What to do: Print each entry verbatim.

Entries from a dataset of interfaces
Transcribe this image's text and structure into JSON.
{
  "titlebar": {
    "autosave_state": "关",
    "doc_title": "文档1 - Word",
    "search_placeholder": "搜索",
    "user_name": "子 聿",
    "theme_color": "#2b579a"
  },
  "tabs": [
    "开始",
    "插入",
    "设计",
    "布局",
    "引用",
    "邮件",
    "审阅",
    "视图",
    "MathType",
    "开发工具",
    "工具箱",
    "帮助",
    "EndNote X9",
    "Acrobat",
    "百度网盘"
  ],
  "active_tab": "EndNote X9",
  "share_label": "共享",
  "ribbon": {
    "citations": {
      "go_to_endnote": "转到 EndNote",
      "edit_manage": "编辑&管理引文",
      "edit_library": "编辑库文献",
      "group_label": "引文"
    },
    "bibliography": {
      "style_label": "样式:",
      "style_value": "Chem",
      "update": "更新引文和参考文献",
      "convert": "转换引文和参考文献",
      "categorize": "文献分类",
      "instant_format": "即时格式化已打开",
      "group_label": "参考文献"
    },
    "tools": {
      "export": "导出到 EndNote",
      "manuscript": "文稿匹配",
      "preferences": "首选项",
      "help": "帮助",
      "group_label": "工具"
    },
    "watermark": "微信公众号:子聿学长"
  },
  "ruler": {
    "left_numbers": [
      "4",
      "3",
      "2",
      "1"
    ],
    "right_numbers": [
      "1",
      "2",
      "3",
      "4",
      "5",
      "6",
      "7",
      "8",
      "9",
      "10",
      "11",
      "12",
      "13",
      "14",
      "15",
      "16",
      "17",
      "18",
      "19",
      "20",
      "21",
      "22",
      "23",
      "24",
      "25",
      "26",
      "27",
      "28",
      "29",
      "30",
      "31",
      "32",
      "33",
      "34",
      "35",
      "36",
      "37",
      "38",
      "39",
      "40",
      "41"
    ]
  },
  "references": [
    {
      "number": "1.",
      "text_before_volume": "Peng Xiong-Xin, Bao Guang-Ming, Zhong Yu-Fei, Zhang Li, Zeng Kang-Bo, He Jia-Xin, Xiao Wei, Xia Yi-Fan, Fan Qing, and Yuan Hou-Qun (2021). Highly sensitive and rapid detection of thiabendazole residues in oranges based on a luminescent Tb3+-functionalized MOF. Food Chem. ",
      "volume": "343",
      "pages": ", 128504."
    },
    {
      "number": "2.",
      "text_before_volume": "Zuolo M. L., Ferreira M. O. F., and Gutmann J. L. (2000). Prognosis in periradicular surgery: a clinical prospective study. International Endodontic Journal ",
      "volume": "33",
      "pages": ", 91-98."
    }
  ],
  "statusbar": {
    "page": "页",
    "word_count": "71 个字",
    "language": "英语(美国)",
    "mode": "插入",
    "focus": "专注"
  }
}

Written answer:
Transcribe this image's text and structure into JSON.
{
  "titlebar": {
    "autosave_state": "关",
    "doc_title": "文档1 - Word",
    "search_placeholder": "搜索",
    "user_name": "子 聿",
    "theme_color": "#2b579a"
  },
  "tabs": [
    "开始",
    "插入",
    "设计",
    "布局",
    "引用",
    "邮件",
    "审阅",
    "视图",
    "MathType",
    "开发工具",
    "工具箱",
    "帮助",
    "EndNote X9",
    "Acrobat",
    "百度网盘"
  ],
  "active_tab": "EndNote X9",
  "share_label": "共享",
  "ribbon": {
    "citations": {
      "go_to_endnote": "转到 EndNote",
      "edit_manage": "编辑&管理引文",
      "edit_library": "编辑库文献",
      "group_label": "引文"
    },
    "bibliography": {
      "style_label": "样式:",
      "style_value": "Chem",
      "update": "更新引文和参考文献",
      "convert": "转换引文和参考文献",
      "categorize": "文献分类",
      "instant_format": "即时格式化已打开",
      "group_label": "参考文献"
    },
    "tools": {
      "export": "导出到 EndNote",
      "manuscript": "文稿匹配",
      "preferences": "首选项",
      "help": "帮助",
      "group_label": "工具"
    },
    "watermark": "微信公众号:子聿学长"
  },
  "ruler": {
    "left_numbers": [
      "4",
      "3",
      "2",
      "1"
    ],
    "right_numbers": [
      "1",
      "2",
      "3",
      "4",
      "5",
      "6",
      "7",
      "8",
      "9",
      "10",
      "11",
      "12",
      "13",
      "14",
      "15",
      "16",
      "17",
      "18",
      "19",
      "20",
      "21",
      "22",
      "23",
      "24",
      "25",
      "26",
      "27",
      "28",
      "29",
      "30",
      "31",
      "32",
      "33",
      "34",
      "35",
      "36",
      "37",
      "38",
      "39",
      "40",
      "41"
    ]
  },
  "references": [
    {
      "number": "1.",
      "text_before_volume": "Peng Xiong-Xin, Bao Guang-Ming, Zhong Yu-Fei, Zhang Li, Zeng Kang-Bo, He Jia-Xin, Xiao Wei, Xia Yi-Fan, Fan Qing, and Yuan Hou-Qun (2021). Highly sensitive and rapid detection of thiabendazole residues in oranges based on a luminescent Tb3+-functionalized MOF. Food Chem. ",
      "volume": "343",
      "pages": ", 128504."
    },
    {
      "number": "2.",
      "text_before_volume": "Zuolo M. L., Ferreira M. O. F., and Gutmann J. L. (2000). Prognosis in periradicular surgery: a clinical prospective study. International Endodontic Journal ",
      "volume": "33",
      "pages": ", 91-98."
    }
  ],
  "statusbar": {
    "page": "页",
    "word_count": "71 个字",
    "language": "英语(美国)",
    "mode": "插入",
    "focus": "专注"
  }
}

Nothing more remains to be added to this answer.